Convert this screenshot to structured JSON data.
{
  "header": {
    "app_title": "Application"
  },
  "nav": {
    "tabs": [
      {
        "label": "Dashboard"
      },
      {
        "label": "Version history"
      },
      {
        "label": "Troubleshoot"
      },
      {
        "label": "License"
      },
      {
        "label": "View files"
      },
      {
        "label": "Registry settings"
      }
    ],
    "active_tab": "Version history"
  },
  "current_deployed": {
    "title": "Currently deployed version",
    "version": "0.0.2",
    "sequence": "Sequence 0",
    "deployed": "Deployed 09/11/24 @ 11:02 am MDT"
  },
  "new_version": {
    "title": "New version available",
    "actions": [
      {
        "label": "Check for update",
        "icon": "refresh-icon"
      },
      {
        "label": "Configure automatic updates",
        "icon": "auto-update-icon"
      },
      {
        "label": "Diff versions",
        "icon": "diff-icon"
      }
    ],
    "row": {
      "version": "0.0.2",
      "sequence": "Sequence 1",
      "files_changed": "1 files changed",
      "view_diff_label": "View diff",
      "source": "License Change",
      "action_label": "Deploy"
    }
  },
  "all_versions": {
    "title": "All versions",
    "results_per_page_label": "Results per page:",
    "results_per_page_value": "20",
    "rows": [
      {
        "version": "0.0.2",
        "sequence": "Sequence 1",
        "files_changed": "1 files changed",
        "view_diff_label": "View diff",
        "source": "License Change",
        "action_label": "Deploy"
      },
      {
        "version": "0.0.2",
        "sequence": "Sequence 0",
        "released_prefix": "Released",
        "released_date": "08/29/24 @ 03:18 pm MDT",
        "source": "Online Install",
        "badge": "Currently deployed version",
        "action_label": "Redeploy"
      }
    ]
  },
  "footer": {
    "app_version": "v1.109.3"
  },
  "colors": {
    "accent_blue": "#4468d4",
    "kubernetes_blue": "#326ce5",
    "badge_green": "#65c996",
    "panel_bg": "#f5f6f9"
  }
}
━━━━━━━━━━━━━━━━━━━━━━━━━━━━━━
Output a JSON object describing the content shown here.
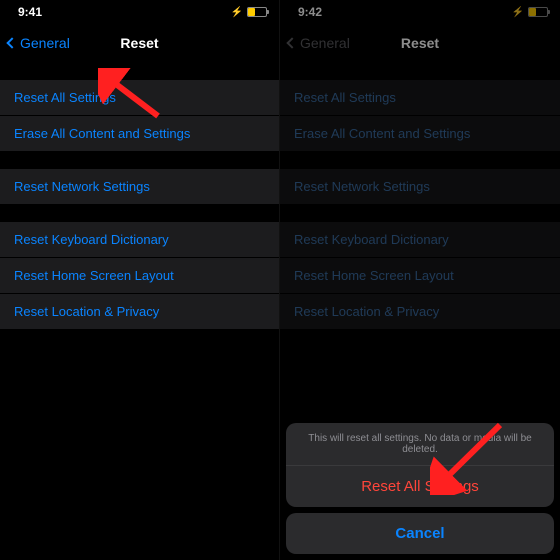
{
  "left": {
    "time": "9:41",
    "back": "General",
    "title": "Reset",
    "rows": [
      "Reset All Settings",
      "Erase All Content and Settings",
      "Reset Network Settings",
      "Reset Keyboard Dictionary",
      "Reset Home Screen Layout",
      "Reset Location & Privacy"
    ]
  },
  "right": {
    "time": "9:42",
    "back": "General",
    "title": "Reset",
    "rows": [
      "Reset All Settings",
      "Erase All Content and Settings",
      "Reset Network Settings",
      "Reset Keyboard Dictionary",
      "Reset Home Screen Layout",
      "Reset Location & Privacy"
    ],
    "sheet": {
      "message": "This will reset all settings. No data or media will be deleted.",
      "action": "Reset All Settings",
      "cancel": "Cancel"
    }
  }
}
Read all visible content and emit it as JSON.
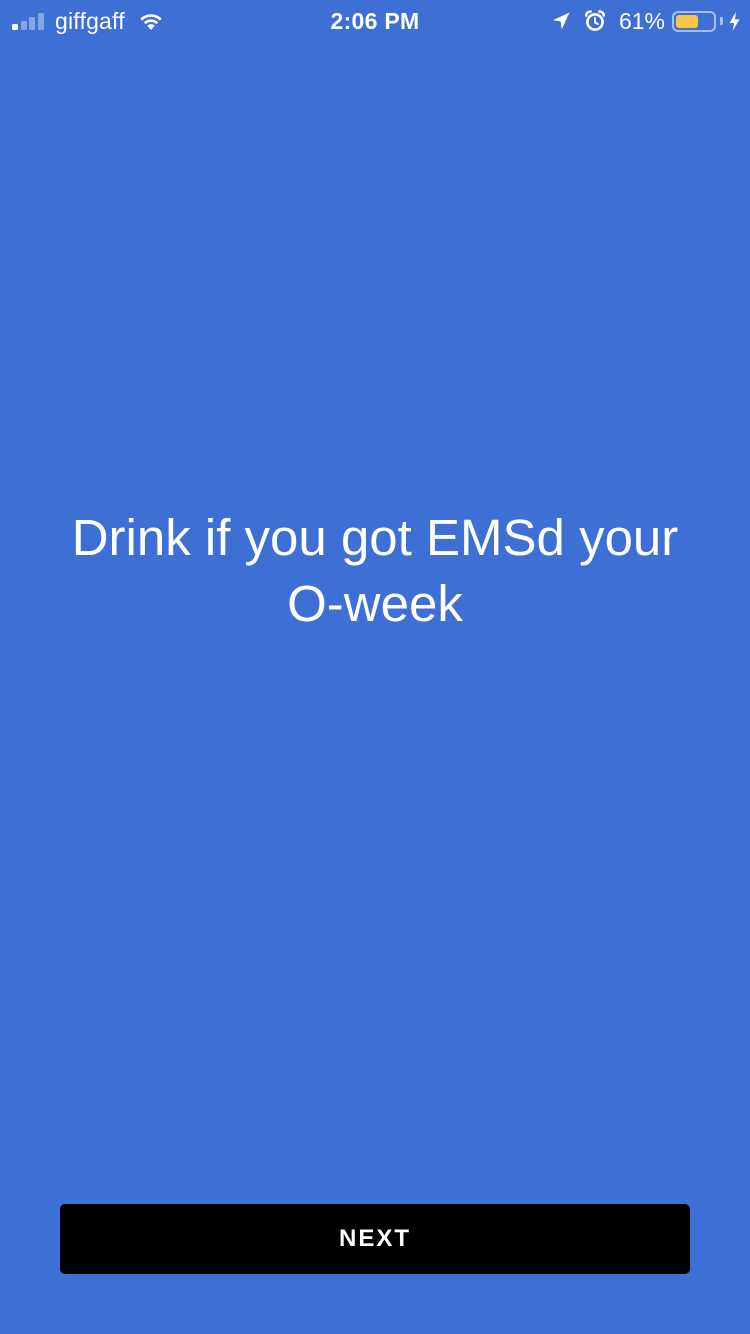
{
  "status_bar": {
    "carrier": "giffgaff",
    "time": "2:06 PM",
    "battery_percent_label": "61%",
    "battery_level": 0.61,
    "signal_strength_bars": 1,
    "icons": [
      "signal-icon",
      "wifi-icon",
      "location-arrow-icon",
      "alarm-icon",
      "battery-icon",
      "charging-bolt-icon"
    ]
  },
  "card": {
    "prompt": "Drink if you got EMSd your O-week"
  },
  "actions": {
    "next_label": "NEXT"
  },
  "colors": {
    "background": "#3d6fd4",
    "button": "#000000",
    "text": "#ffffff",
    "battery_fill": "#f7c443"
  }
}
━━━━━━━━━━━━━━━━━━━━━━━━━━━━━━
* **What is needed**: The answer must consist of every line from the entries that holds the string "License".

* **Task result**:
        "label": "License"
      "source": "License Change",
        "source": "License Change",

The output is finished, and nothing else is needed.